The power to understand our inherited genetics and their impact upon our health is an extremely attractive concept and is now within our reach like never before!
Our genes, inherited from our parents, regulate how we look, how our body functions and how we grow and develop. While we can’t change our genes, we need not think they necessarily determine our fate, environmental influences determine the impact our genetics have upon our health.
Whilst genetic testing can be an incredibly useful tool for identifying which variants you have (otherwise known as mutations or polymorphisms) and any potential health risks they may pose – understanding and determining their impact is exclusively for the trained practitioner.
What Genetic Testing Means For You
If we can’t change our genes, then what’s the point?
Well, diet and lifestyle factors may affect the genetic risk factors associated with developing a disease. Smoking, over-eating, alcohol consumption, nutrient deplete diets can all impact your wellbeing, but based on your personal genes, understanding which factors need particular attention and which ones may not be as important, is an exciting step forward in understanding and managing your health.
This can provide you with the basis to use supplementation, giving you a bigger bang for your buck – especially in relation to preventative care.
Consuming adequate amounts of the right nutrients and avoiding unnecessary exposure to certain toxins and environmental elements can help you reduce the risk of DNA damage which may lead to the onset of disease.
The Benefits of Acting Early – Get Your Genetic Test Today

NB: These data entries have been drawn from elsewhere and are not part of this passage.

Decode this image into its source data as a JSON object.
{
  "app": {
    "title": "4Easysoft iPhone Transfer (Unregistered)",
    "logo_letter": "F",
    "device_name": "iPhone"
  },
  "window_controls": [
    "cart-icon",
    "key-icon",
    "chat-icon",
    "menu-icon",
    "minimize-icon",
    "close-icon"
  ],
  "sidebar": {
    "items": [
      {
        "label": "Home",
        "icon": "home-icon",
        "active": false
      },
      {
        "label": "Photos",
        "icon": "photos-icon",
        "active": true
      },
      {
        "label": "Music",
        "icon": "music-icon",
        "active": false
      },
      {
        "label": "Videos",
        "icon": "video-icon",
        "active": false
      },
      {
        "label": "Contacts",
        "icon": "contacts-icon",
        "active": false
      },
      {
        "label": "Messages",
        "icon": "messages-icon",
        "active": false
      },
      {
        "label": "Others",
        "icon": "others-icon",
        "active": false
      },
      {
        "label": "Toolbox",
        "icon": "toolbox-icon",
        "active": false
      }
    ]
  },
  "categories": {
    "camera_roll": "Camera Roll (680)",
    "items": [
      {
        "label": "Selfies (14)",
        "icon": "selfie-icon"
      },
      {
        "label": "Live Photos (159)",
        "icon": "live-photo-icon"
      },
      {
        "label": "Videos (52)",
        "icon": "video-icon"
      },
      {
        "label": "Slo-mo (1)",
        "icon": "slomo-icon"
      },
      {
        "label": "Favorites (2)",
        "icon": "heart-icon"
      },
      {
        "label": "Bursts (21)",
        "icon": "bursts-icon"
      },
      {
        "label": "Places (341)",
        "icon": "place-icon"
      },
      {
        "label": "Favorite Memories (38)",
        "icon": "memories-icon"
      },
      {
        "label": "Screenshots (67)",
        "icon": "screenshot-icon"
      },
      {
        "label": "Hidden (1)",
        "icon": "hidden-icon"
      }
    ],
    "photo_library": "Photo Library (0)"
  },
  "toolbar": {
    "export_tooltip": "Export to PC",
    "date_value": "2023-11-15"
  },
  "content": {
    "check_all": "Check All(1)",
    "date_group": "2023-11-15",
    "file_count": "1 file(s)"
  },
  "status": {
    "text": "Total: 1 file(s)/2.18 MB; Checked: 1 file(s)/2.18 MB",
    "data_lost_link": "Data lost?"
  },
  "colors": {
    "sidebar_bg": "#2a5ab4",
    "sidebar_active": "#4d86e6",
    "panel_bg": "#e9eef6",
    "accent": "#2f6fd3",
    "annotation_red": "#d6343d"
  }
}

Until recently it was usual to test one or two genes if the likelihood of a variant was suspected (such as a family history), but we can now test for 10,000 SNPs (single nucleotide polymorphisms) to give you a far more comprehensive understanding of your genetic predispositions.
If you have a family history of certain medical conditions, you can either put your mind at ease knowing you don’t have the same genetic predisposition (and have the same risk level as the general population), or take certain precautions and make the right lifestyle choices to proactively manage your health.
The earlier you understand your genetic profile, the earlier you can make informed decisions about your choices and their impact on your health and wellbeing.